* [Exercise aim] Give back every line of the material exactly. Skip the pictures.

"""

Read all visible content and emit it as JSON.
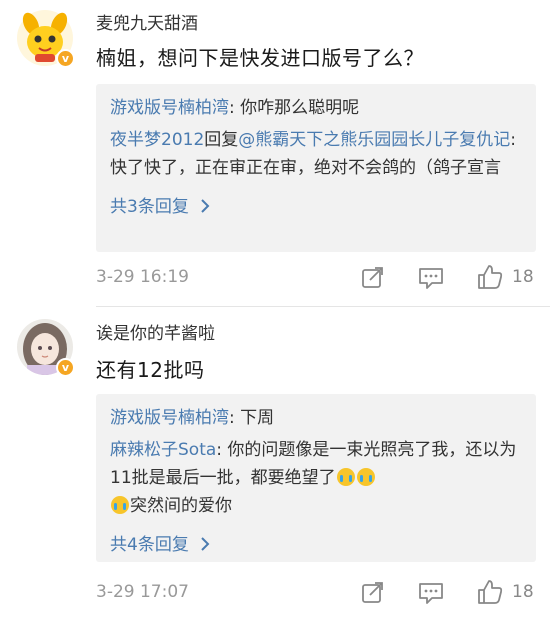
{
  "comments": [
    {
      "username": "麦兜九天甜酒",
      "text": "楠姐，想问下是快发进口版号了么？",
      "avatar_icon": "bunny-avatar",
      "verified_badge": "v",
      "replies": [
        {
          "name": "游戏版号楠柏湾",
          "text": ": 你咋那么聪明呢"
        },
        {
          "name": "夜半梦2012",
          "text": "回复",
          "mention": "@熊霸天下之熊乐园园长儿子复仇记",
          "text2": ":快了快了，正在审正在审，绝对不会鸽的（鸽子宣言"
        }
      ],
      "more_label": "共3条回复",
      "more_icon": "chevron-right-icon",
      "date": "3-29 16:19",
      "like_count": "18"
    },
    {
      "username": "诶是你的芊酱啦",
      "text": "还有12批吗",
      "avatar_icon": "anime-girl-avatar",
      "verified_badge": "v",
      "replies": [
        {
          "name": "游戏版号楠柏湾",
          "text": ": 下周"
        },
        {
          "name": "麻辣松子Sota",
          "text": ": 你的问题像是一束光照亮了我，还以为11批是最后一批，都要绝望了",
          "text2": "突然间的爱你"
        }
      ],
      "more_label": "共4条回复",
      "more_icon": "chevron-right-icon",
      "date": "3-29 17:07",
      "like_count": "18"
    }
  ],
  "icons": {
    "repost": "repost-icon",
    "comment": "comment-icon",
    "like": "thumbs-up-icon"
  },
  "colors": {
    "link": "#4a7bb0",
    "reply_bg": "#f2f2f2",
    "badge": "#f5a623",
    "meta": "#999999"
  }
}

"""

* [Output for this exercise]
Read all visible content and emit it as JSON.
{
  "comments": [
    {
      "username": "麦兜九天甜酒",
      "text": "楠姐，想问下是快发进口版号了么？",
      "avatar_icon": "bunny-avatar",
      "verified_badge": "v",
      "replies": [
        {
          "name": "游戏版号楠柏湾",
          "text": ": 你咋那么聪明呢"
        },
        {
          "name": "夜半梦2012",
          "text": "回复",
          "mention": "@熊霸天下之熊乐园园长儿子复仇记",
          "text2": ":快了快了，正在审正在审，绝对不会鸽的（鸽子宣言"
        }
      ],
      "more_label": "共3条回复",
      "more_icon": "chevron-right-icon",
      "date": "3-29 16:19",
      "like_count": "18"
    },
    {
      "username": "诶是你的芊酱啦",
      "text": "还有12批吗",
      "avatar_icon": "anime-girl-avatar",
      "verified_badge": "v",
      "replies": [
        {
          "name": "游戏版号楠柏湾",
          "text": ": 下周"
        },
        {
          "name": "麻辣松子Sota",
          "text": ": 你的问题像是一束光照亮了我，还以为11批是最后一批，都要绝望了",
          "text2": "突然间的爱你"
        }
      ],
      "more_label": "共4条回复",
      "more_icon": "chevron-right-icon",
      "date": "3-29 17:07",
      "like_count": "18"
    }
  ],
  "icons": {
    "repost": "repost-icon",
    "comment": "comment-icon",
    "like": "thumbs-up-icon"
  },
  "colors": {
    "link": "#4a7bb0",
    "reply_bg": "#f2f2f2",
    "badge": "#f5a623",
    "meta": "#999999"
  }
}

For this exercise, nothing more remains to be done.